-- Task details --
Scan the lines below and report each one containing "time" by copying it.

-- Extracted material --

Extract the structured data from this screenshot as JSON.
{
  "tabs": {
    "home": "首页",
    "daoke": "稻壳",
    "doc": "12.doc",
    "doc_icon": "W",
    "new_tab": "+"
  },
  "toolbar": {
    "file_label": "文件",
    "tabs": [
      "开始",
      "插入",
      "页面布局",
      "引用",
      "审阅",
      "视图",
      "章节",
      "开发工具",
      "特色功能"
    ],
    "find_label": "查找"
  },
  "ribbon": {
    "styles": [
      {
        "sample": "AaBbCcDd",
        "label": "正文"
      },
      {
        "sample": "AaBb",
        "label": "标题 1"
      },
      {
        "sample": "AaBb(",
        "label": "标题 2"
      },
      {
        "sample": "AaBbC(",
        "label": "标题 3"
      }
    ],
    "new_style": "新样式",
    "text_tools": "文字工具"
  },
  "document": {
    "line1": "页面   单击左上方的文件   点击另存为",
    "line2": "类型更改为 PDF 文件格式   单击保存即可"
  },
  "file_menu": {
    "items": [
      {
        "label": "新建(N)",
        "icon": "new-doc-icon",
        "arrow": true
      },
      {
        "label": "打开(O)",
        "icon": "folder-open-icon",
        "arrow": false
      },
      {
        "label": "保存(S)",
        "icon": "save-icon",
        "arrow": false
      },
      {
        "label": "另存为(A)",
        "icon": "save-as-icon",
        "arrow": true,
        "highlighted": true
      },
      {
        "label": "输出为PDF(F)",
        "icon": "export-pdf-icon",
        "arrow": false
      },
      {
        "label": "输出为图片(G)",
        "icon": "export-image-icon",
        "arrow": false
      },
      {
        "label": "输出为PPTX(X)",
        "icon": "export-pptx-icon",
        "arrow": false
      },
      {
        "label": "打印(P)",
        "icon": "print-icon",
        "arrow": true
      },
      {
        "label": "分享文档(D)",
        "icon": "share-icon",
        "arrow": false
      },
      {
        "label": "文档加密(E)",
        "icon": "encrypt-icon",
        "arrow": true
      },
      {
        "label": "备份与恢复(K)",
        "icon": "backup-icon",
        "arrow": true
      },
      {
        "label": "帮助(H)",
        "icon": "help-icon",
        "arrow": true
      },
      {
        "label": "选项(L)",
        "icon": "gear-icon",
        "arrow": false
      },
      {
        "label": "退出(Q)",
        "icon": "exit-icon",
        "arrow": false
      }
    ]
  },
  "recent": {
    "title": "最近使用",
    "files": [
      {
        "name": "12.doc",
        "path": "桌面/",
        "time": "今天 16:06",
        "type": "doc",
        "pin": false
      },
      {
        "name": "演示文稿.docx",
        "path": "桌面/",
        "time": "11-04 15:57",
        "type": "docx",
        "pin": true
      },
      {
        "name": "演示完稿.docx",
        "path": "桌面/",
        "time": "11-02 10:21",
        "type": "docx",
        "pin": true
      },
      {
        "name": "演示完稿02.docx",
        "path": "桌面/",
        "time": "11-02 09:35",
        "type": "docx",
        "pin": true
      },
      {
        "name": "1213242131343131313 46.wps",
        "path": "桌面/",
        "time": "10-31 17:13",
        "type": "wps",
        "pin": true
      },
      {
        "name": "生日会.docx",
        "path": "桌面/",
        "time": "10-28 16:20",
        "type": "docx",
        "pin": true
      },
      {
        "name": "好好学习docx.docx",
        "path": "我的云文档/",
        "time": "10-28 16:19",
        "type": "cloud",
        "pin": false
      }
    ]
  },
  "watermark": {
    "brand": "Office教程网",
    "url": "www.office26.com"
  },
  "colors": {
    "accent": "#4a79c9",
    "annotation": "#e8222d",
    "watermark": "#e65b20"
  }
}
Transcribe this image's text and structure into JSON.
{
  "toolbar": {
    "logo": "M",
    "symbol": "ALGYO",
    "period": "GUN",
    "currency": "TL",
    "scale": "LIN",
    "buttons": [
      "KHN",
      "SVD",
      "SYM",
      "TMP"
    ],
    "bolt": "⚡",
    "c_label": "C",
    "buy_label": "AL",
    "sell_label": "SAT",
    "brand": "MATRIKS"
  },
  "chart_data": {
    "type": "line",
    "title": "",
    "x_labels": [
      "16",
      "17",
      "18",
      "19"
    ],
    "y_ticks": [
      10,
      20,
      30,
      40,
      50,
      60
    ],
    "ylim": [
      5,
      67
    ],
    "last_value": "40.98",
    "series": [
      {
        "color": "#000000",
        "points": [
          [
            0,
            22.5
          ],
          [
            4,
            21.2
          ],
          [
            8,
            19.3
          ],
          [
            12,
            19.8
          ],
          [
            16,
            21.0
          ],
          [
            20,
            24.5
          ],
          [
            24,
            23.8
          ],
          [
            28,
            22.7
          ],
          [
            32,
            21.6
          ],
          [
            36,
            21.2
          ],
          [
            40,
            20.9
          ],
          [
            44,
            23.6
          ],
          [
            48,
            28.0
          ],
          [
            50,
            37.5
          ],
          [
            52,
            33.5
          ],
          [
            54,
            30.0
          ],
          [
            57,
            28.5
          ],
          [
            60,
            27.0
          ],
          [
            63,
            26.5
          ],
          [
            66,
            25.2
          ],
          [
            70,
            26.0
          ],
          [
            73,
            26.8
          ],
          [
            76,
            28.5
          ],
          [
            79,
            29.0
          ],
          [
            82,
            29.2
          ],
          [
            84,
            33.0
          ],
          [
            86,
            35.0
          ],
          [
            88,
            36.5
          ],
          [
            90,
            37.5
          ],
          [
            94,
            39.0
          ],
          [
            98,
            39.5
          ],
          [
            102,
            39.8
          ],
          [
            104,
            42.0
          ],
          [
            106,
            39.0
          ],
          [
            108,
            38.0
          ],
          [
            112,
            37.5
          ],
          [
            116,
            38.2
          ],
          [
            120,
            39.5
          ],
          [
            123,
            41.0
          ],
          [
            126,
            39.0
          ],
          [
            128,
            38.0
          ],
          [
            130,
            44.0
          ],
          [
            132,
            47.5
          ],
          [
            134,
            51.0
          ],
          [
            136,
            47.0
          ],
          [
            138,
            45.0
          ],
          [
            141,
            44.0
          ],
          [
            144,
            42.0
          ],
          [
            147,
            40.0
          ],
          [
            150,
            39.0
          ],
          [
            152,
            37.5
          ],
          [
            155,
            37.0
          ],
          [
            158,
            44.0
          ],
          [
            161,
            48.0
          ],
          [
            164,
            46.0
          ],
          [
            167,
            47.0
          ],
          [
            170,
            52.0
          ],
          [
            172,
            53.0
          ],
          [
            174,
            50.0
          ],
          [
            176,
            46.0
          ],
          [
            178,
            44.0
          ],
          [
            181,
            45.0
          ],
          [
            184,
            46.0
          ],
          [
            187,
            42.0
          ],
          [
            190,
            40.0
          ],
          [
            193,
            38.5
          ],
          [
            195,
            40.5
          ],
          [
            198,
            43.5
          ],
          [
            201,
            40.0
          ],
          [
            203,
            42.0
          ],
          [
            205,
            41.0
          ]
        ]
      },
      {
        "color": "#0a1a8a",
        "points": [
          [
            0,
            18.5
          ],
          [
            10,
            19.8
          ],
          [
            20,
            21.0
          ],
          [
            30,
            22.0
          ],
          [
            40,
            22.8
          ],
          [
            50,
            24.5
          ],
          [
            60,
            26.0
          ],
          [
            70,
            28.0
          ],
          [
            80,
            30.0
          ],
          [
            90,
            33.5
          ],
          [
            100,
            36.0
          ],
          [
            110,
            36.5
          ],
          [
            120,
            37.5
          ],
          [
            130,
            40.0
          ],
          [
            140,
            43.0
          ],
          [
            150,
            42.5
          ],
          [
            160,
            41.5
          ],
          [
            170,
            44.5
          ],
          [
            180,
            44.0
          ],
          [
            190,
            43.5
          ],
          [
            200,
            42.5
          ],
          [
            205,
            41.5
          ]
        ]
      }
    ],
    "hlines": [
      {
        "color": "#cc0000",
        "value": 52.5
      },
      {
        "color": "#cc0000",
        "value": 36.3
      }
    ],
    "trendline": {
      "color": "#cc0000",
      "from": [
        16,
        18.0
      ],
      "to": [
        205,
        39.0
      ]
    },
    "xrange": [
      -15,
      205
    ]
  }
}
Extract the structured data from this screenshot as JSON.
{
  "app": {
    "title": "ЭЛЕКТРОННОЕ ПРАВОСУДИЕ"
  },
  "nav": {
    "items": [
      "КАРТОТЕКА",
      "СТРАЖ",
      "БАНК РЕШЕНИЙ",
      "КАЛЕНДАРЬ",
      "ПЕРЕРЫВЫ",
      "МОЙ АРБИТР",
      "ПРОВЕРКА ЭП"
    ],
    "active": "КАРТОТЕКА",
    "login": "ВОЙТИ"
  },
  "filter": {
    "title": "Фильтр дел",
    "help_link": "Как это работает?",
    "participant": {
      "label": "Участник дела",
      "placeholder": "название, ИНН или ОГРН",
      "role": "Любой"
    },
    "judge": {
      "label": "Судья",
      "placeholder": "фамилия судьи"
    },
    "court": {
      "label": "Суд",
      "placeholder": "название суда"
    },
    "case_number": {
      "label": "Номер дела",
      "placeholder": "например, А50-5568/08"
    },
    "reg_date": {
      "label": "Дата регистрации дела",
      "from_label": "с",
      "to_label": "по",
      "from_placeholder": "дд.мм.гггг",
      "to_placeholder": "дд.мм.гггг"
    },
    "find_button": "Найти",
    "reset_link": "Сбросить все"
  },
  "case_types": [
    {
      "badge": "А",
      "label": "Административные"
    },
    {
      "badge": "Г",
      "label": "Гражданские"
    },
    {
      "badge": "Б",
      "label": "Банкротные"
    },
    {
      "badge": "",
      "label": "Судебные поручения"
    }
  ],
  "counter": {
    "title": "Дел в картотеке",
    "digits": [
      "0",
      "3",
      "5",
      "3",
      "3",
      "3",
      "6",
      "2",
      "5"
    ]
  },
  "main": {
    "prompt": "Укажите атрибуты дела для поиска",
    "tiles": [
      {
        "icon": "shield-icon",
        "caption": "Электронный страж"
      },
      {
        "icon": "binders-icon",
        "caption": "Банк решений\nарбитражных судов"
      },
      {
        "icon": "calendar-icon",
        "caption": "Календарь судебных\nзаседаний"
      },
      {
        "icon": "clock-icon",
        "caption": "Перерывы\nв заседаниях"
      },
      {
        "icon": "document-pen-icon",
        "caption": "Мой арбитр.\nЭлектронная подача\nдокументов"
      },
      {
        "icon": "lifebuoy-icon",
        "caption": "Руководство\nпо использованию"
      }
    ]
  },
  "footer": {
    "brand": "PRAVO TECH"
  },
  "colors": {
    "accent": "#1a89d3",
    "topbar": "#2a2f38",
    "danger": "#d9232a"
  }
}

-- Exercise result --
        "time": "今天 16:06",
        "time": "11-04 15:57",
        "time": "11-02 10:21",
        "time": "11-02 09:35",
        "time": "10-31 17:13",
        "time": "10-28 16:20",
        "time": "10-28 16:19",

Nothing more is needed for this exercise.